- Reporters Desk
Garcetti, the Navy and Homeless People
By James Preston Allen, Publisher
The Monday before Thanksgiving was one of those bright and beautiful Southern California days—clear and not too hot. Los Angeles Mayor Eric Garcetti came to the bow of the USS. Iowa to announce that the Navy had agreed to make the Port of Los Angeles one of its West Coast stops for Fleet Week 2016. Scheduled during the week of Labor Day, the tour is expected to draw large crowds to this often forgotten waterfront.
Along with some 5,000-some-odd sailors in Navy whites walking the streets, some speculate that the families of those sailors could bring15,000 or more through LAX and stay in area hotels. This, of course, is a major boon for tourism in the City of Angels, where in 2014 the Los Angeles Tourism and Convention Board recorded 44.2 million visitors—two million more than in 2013. Some travel and tourist reports rank Los Angeles as the No. 1 destination, surpassing New York after some 570,000 Chinese visited this city recently. All of this bodes well for those with visions of making the Los Angeles waterfront a world-class attraction.
Tourism isn’t the only area where Los Angeles ranks first. Less than a half mile from this press conference, overlooking this great industrial port that generates $290 billion in revenue per year, is an entrenched homeless encampment in the shadow of the U.S. Post Office—a symbol of the fact that our city also ranks first in the number of residents without shelter every night.
A few months ago, the mayor called homelessness in Los Angeles to be officially designated a “state of emergency.” The Los Angeles City Council even voted on Nov. 17 to give him the tools to act on the crisis. But he hesitated, choosing instead to wait for the director of Federal Emergency Management Agency to respond to the hypothetical question, “If I declare a state of emergency, will the feds step in and support it?”
One might posit that there is a linkage between creating a world-class tourist destination and eliminating the homeless problem.

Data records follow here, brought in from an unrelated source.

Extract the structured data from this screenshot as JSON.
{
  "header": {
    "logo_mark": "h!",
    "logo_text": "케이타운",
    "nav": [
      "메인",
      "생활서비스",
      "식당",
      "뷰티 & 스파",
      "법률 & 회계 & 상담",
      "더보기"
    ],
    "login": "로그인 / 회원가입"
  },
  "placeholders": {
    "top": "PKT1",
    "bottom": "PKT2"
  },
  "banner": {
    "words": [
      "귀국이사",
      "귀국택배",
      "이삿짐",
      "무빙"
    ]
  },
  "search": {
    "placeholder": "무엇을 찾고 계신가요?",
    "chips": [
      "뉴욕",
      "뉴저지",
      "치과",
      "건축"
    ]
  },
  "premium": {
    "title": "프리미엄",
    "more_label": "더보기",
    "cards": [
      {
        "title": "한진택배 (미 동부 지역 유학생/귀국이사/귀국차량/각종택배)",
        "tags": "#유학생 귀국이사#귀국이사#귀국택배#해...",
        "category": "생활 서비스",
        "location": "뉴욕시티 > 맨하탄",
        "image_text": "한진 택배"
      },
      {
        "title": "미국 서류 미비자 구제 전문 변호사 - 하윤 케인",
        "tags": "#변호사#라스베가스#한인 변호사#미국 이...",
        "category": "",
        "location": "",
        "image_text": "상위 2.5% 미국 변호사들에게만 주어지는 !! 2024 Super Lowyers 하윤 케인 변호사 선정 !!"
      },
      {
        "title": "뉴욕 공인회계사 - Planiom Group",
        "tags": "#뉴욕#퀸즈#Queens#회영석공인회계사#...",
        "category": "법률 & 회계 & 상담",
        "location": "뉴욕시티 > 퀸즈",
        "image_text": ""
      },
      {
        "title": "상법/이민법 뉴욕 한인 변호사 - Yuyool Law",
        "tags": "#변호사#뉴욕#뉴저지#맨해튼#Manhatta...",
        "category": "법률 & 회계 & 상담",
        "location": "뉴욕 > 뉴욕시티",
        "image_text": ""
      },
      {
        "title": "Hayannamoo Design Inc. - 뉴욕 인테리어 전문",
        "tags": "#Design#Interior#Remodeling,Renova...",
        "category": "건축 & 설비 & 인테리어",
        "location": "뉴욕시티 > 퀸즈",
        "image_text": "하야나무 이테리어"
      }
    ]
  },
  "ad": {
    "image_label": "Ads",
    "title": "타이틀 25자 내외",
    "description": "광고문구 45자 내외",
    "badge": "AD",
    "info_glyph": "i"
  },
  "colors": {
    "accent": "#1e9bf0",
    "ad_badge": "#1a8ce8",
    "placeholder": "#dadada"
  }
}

Many cities just hide the problem or ship homeless people out of town during major tourist events. Long Beach has often been accused of sending their homeless over the bridges to San Pedro ahead of the Grand Prix and other major events, just to keep up appearances. But appearances can be deceiving and in this case they don’t solve the problem. So what’s a city to do?
There are a few actions Los Angeles could take while waiting for FEMA’s response. First, a portion of the bed tax on hotels should be transferred to the homeless housing fund starting Jan. 1, 2016. If tourism dollars are up, the hotel bed tax would be an appropriate source of revenue to start giving the appearance that the city actually cares.

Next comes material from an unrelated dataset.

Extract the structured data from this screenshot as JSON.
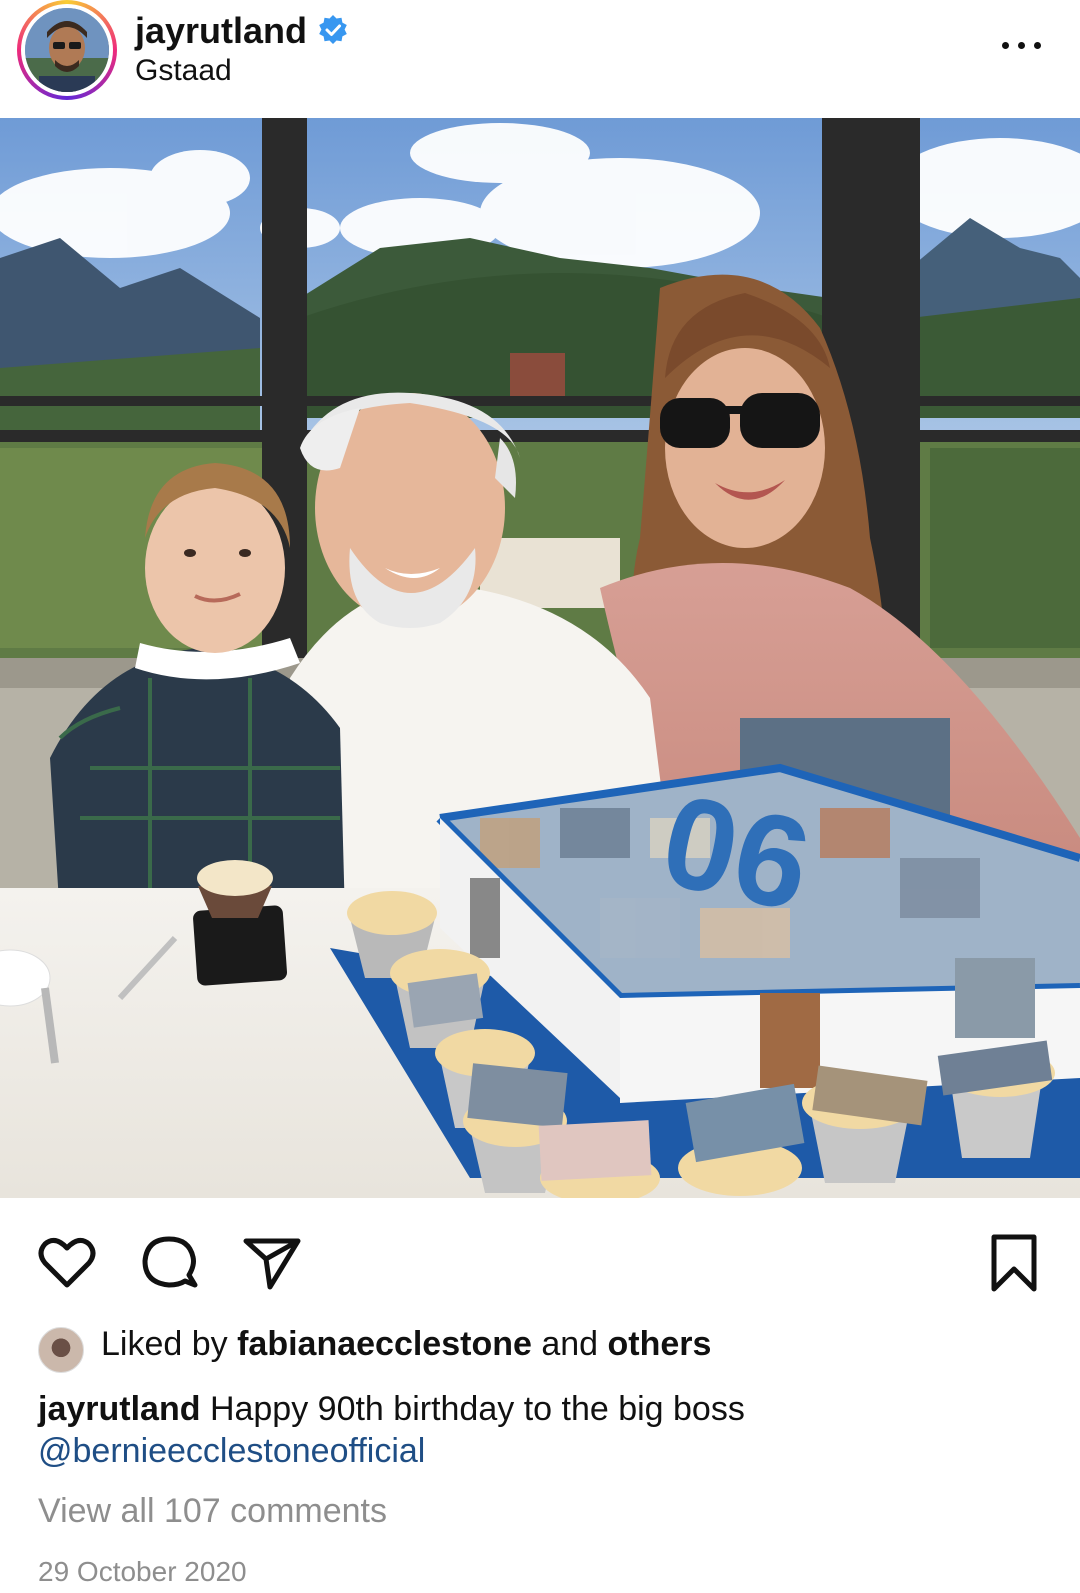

Second, there should be a similar bed tax for Airbnb vacation rental units—the company and business model that is currently being debated by the Los Angeles City Council. The proceeds of this tax should go to the homeless fund because this unregulated business model is actually taking rental units off the local market and directly or indirectly affecting the affordable rental market in Los Angeles. There is cause and effect here that shouldn’t go unnoticed.
Third, there needs to be a gentrification fee attached to any building permit that converts low-income rental property into market rate hipster digs or reinstate the provision that 15 percent of all new developments should be low income “affordable housing” units.
And last but not least, the city council needs to define what exactly “affordable housing” really means in a city where $30,000 a year barely places a family of four above the poverty line. These are actions the city council can do while the mayor is waiting on an answer from Washington, D.C.
In the end, Angelenos should be as offended by the gulf between the chronically impoverished and the top 1 percent in our city as they are about problems connected to homelessness on our streets and parks.
While money alone will not solve the problem of sheltering the most vulnerable among us, it is a key ingredient. The three suggestions noted above could become a revenue stream to start what will take years to resolve.
Disclaimer: Nothing in this editorial or the pages of this newspaper should be taken as the official position of the Central San Pedro Neighborhood council, to which I was elected president in 2014, nor does it reflect the opinions of any of its board members. The opinions expressed here are my own.